PROBLEM — Print out every record exactly as it appears.

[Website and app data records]
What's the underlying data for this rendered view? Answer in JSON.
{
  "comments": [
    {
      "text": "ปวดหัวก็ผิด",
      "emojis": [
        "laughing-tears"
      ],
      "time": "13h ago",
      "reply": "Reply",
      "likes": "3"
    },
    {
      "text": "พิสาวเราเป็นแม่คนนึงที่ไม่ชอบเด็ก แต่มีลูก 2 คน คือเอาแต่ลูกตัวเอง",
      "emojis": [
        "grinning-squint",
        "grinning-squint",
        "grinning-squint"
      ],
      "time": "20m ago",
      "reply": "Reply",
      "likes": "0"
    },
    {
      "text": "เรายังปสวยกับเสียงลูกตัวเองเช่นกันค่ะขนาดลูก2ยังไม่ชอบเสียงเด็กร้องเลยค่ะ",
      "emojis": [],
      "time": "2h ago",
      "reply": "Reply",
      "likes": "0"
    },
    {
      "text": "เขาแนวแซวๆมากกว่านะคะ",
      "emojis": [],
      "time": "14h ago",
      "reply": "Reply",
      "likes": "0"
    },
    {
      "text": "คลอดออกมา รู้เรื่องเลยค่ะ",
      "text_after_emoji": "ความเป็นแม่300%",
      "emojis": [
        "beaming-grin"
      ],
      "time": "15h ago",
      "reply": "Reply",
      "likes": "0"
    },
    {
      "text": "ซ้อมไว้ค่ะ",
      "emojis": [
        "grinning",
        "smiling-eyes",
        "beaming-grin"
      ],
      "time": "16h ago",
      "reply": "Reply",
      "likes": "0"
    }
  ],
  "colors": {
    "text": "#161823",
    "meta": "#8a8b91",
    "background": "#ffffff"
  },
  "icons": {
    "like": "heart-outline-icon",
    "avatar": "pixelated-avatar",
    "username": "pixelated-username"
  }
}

ANSWER TO THIS PROBLEM —
What's the underlying data for this rendered view? Answer in JSON.
{
  "comments": [
    {
      "text": "ปวดหัวก็ผิด",
      "emojis": [
        "laughing-tears"
      ],
      "time": "13h ago",
      "reply": "Reply",
      "likes": "3"
    },
    {
      "text": "พิสาวเราเป็นแม่คนนึงที่ไม่ชอบเด็ก แต่มีลูก 2 คน คือเอาแต่ลูกตัวเอง",
      "emojis": [
        "grinning-squint",
        "grinning-squint",
        "grinning-squint"
      ],
      "time": "20m ago",
      "reply": "Reply",
      "likes": "0"
    },
    {
      "text": "เรายังปสวยกับเสียงลูกตัวเองเช่นกันค่ะขนาดลูก2ยังไม่ชอบเสียงเด็กร้องเลยค่ะ",
      "emojis": [],
      "time": "2h ago",
      "reply": "Reply",
      "likes": "0"
    },
    {
      "text": "เขาแนวแซวๆมากกว่านะคะ",
      "emojis": [],
      "time": "14h ago",
      "reply": "Reply",
      "likes": "0"
    },
    {
      "text": "คลอดออกมา รู้เรื่องเลยค่ะ",
      "text_after_emoji": "ความเป็นแม่300%",
      "emojis": [
        "beaming-grin"
      ],
      "time": "15h ago",
      "reply": "Reply",
      "likes": "0"
    },
    {
      "text": "ซ้อมไว้ค่ะ",
      "emojis": [
        "grinning",
        "smiling-eyes",
        "beaming-grin"
      ],
      "time": "16h ago",
      "reply": "Reply",
      "likes": "0"
    }
  ],
  "colors": {
    "text": "#161823",
    "meta": "#8a8b91",
    "background": "#ffffff"
  },
  "icons": {
    "like": "heart-outline-icon",
    "avatar": "pixelated-avatar",
    "username": "pixelated-username"
  }
}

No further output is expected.